Thursday, Oct. 27, 2011 | 11:26 a.m.
Southern Nevada’s plethora of Democratic congressional candidates no longer have an excuse to delay announcing which district they will run for next year.
Carson District Judge James T. Russell today approved new district maps drawn by his three court masters after weeks of public hearings and number crunching.
Neither Republicans nor Democrats voiced an objection to the maps that reject the GOP argument that Hispanic voters were entitled to a majority-minority district under the Voting Rights Act.
Republicans failed to prove that Hispanics live in a compact enough area to draw a majority-minority district in Nevada or that whites vote as a bloc against Hispanic-preferred candidates. Both conditions had to be met in order to invoke the Voting Rights Act, the judge decided.
“I don’t believe the (Voting Rights Act) is even an issue,” Russell said.
Neither side said they are likely to seek a reversal of Russell’s decision in federal court or the Nevada Supreme Court, meaning the congressional districts are likely set for the 2012 election.
“We don’t think there’s much more to do there,” said Mark Hutchison, a lawyer for the Nevada Republican Party.
Five Democrats have announced plans to run for Congress but have waited to declare which districts they will run in until the lines are approved. Under the new maps, Democrats have two safe districts in Clark County, Republicans have a safe Northern Nevada district and U.S. Rep. Joe Heck's district has a slight Democratic advantage.
While the congressional district maps appear to be settled, the possibility still exists for a showdown at the Nevada Supreme Court over the Assembly and Senate district maps.
Lawyers for both Republicans and Democrats said they need to review changes that Russell made to the Senate districts drawn by the masters before deciding whether to appeal to the Nevada Supreme Court.
Republicans had objected to the way the masters drew the Senate districts, arguing they gave an unfair advantage to Democrats in three Southern Nevada districts.
Russell rejected that argument, but said state Sen. Barbara Cegavaske’s district was too irregularly shaped to comply with the law. His changes had little impact on the partisan registration of the three districts Republicans objected to.

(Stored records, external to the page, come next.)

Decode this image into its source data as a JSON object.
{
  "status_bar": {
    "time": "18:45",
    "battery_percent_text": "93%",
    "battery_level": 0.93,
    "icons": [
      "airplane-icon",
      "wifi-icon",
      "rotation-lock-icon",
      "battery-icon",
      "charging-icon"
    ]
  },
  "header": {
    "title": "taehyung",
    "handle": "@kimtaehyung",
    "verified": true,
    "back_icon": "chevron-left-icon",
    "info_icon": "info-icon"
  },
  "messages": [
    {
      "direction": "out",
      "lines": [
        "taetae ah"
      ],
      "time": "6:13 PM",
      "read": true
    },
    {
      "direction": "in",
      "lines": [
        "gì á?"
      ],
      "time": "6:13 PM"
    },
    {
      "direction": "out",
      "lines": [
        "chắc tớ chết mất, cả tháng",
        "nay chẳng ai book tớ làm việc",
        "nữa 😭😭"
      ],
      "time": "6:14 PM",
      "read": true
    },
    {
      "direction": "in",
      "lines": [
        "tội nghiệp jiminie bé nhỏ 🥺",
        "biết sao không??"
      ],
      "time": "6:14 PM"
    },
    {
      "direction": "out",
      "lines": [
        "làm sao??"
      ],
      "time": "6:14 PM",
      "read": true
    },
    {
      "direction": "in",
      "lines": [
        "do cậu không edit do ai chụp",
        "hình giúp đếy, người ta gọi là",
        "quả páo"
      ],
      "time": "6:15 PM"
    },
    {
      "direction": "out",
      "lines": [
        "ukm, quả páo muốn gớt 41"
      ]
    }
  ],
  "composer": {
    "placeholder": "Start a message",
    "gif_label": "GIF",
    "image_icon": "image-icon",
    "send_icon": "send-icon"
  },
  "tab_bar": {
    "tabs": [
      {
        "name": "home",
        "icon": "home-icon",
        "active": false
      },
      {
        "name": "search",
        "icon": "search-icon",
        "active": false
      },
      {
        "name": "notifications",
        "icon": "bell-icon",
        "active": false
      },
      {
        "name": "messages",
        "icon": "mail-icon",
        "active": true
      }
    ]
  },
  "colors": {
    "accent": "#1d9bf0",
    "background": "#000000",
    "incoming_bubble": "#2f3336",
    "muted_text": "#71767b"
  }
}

The Nevada Supreme Court has scheduled a Nov. 15 hearing on several legal arguments in the redistricting case, including whether the governor had the authority to veto the redistricting maps passed by the Legislature.